Even with another million square foot (msf) office tower coming to market in the first quarter of 2016, vacancy refuses to budge in downtown Toronto, and remains at a two-year record-low 4.6%, where it’s now sat for the past three quarters, according to Cushman & Wakefield’s Q1-2016 stats released today.
Tight vacancy and remarkable expansionary momentum underscores the continuing powerful attraction of the downtown market as a place for a diverse range of businesses to locate and grow. This in turn has sustained a transformative development cycle that began in 2009 and seven years later shows no signs of letting up. Canada’s largest office market continues to blaze trails, far exceeding the performance of other central markets, including Vancouver. What gives?
Key Q1 2016 Facts:
- 4.6%: Downtown Toronto overall office vacancy
- 5.6%-1.8%: Downtown South submarket, home to most new towers, y-o-y overall vacancy plunges
- 422,000 sf: Downtown first quarter total absorption
- 1 msf+ added by the new Bay Adelaide Centre, East Tower (72% pre-leased)
Explosive Growth in Perspective
- 72 msf: Total Downtown Toronto office inventory
- 8.3 msf: Total office space added since 2009
- 32.1%: percentage of downtown growth by 2019 – one of the largest build cycles in Toronto’s history
“This is a feel good story that just keeps on giving,” said Stuart Barron, National Director of Research, Canadian Markets, Cushman & Wakefield. “At different points since 2009, we’ve predicted higher vacancy against increasing supply, but those concerns have simply failed to materialize.

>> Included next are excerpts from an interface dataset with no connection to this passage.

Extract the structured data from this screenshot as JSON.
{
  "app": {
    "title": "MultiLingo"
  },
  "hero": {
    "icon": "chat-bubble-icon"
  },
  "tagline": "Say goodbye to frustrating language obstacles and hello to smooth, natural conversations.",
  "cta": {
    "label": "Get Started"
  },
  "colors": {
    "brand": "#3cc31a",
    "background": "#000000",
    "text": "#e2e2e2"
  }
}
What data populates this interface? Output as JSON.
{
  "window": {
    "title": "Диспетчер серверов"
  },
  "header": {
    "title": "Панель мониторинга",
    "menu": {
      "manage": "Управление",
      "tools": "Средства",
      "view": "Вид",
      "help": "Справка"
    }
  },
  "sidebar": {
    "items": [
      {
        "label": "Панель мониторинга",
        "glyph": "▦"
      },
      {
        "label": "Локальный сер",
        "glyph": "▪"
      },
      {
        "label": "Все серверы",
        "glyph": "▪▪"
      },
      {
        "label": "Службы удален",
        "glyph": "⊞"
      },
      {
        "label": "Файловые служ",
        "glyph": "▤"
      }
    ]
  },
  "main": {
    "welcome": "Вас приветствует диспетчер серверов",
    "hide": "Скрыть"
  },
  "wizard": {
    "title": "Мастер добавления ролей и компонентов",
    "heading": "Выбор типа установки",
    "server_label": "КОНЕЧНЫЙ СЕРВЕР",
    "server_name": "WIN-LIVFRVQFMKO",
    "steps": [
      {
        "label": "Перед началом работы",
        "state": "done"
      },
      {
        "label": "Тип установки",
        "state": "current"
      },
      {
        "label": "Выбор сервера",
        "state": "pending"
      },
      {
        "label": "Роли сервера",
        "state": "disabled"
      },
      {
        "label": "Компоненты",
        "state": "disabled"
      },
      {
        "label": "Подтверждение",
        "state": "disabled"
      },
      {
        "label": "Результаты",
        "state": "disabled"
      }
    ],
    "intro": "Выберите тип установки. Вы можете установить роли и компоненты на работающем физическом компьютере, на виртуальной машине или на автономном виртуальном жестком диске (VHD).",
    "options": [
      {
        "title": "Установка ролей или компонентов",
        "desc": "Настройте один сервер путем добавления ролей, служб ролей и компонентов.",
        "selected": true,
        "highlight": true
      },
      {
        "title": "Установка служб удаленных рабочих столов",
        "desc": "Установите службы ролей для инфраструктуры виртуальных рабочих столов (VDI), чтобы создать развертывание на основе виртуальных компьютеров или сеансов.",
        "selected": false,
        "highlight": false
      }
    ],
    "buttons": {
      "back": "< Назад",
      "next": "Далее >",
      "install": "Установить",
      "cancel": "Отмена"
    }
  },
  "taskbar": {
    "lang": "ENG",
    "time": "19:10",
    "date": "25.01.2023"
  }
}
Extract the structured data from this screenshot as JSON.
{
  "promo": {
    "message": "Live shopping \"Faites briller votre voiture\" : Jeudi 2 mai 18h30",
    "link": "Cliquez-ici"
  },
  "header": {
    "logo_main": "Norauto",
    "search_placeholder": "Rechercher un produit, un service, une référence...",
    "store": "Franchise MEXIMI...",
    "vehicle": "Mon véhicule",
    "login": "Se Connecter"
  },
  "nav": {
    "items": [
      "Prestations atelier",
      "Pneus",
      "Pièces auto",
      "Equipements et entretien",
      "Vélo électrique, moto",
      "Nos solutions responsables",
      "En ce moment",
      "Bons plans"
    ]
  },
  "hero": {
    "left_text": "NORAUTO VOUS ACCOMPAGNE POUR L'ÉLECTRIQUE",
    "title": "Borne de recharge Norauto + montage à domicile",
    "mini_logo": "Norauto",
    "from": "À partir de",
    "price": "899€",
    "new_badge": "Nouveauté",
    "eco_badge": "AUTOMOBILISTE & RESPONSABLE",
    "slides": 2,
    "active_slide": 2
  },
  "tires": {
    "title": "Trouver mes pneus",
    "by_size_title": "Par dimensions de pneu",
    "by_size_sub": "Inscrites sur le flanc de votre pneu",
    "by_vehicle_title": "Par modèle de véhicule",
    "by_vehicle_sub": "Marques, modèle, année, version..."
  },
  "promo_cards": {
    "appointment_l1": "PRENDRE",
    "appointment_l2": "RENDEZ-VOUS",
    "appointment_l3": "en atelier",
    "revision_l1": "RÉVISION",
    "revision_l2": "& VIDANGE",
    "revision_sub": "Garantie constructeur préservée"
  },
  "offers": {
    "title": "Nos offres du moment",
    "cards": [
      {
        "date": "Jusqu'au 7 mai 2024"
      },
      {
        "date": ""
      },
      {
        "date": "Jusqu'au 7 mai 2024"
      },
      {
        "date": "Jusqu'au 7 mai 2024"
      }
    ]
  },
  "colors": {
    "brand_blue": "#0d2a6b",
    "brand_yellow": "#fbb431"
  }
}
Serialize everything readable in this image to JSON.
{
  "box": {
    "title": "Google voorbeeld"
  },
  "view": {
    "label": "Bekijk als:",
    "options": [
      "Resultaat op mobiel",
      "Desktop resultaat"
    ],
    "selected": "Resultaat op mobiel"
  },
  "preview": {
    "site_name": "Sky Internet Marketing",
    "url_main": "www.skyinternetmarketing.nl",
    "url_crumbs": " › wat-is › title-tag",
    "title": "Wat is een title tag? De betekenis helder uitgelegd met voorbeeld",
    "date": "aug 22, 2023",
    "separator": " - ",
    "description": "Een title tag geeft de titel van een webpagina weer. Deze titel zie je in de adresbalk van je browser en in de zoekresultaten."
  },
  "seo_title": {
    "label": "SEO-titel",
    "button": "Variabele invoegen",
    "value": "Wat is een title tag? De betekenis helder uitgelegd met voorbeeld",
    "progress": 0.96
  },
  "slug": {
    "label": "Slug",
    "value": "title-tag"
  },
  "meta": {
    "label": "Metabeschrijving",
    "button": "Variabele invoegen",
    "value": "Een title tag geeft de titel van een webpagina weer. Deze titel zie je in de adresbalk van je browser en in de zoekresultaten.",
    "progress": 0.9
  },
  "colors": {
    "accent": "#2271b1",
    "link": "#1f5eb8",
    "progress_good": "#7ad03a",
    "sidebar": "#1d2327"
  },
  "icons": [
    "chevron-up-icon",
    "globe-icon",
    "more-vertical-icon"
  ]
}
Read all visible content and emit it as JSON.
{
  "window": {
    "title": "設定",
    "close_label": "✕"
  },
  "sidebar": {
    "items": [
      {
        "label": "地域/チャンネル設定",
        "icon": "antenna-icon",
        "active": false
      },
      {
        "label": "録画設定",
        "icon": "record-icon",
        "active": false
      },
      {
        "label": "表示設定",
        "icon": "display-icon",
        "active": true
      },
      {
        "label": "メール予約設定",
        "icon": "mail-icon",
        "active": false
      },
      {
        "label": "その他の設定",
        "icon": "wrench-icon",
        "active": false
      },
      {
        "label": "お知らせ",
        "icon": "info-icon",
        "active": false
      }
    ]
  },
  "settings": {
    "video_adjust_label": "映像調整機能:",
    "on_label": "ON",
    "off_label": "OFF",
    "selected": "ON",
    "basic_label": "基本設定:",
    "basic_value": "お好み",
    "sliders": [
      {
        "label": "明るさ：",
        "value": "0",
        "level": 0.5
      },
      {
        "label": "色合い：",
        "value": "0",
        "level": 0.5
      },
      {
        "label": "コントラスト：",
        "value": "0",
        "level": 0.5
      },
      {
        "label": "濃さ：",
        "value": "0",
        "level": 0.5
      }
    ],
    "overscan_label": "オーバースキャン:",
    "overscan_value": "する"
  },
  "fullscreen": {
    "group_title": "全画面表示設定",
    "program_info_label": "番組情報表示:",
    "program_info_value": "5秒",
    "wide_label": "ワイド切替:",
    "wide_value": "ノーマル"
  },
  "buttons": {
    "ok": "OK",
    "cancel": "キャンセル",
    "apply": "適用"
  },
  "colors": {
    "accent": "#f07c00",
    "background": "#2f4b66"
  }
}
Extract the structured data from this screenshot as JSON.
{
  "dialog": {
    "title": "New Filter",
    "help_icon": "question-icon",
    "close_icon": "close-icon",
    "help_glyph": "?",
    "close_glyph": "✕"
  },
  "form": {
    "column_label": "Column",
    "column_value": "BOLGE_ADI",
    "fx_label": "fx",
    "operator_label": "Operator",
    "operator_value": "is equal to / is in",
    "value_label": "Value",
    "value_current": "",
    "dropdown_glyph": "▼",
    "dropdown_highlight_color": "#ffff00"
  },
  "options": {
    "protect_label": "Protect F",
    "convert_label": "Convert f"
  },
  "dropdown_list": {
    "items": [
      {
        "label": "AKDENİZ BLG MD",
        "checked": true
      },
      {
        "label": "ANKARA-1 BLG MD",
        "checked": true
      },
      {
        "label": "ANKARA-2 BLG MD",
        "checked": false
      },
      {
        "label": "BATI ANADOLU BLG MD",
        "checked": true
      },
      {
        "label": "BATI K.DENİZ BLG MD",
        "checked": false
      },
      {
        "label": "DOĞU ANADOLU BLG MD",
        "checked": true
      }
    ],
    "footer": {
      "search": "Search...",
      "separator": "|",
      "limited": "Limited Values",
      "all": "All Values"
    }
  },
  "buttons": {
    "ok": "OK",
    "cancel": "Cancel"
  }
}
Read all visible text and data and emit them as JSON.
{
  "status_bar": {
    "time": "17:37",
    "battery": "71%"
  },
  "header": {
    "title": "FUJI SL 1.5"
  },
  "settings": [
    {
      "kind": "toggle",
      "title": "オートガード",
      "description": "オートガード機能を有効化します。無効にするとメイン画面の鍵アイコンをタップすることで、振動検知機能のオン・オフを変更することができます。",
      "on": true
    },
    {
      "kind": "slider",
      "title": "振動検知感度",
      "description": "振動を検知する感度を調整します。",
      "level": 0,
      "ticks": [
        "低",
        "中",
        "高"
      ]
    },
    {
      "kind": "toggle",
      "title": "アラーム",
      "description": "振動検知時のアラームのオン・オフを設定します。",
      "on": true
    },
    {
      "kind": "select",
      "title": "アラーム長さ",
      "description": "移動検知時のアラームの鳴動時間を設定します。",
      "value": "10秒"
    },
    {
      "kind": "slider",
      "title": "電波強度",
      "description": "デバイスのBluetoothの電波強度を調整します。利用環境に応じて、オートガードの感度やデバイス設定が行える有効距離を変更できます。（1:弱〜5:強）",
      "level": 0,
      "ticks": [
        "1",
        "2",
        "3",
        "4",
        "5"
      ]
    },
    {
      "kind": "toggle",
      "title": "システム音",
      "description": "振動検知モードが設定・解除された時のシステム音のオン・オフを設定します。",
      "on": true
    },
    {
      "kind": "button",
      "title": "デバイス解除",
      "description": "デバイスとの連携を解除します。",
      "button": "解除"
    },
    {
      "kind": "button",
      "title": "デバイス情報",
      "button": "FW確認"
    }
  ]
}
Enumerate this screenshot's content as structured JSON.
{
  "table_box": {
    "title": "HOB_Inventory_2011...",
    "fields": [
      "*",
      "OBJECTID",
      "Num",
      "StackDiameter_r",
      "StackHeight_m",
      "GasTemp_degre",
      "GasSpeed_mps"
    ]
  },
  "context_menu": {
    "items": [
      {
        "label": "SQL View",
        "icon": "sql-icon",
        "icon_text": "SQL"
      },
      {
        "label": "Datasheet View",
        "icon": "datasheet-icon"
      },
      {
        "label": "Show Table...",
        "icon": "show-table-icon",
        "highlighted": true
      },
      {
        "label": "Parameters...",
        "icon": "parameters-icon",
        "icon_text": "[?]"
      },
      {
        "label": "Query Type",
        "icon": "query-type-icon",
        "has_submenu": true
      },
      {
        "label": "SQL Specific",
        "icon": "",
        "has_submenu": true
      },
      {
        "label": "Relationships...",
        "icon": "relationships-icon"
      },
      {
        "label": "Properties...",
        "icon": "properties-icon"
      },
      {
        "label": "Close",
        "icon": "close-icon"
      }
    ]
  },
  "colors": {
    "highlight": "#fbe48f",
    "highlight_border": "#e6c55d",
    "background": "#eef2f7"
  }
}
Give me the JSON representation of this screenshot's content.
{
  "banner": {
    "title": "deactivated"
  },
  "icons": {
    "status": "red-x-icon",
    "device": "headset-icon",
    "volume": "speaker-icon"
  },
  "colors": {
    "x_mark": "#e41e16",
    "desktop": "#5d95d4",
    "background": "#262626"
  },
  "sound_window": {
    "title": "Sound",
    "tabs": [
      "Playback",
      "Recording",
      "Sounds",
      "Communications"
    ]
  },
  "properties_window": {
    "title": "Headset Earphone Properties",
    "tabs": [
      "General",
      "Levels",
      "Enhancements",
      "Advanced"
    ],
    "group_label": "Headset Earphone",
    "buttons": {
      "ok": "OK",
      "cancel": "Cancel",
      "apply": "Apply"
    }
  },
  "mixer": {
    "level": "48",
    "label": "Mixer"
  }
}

Vacancy remains at a low-water mark — and we’re seeing strong interest across the board for new and older buildings from tenants of all sizes.”
As central Canada gains economic traction due to increasing U.S. demand, the low-dollar value and the sustained low-interest-rate environment, Barron says the conditions “look good” for further growth.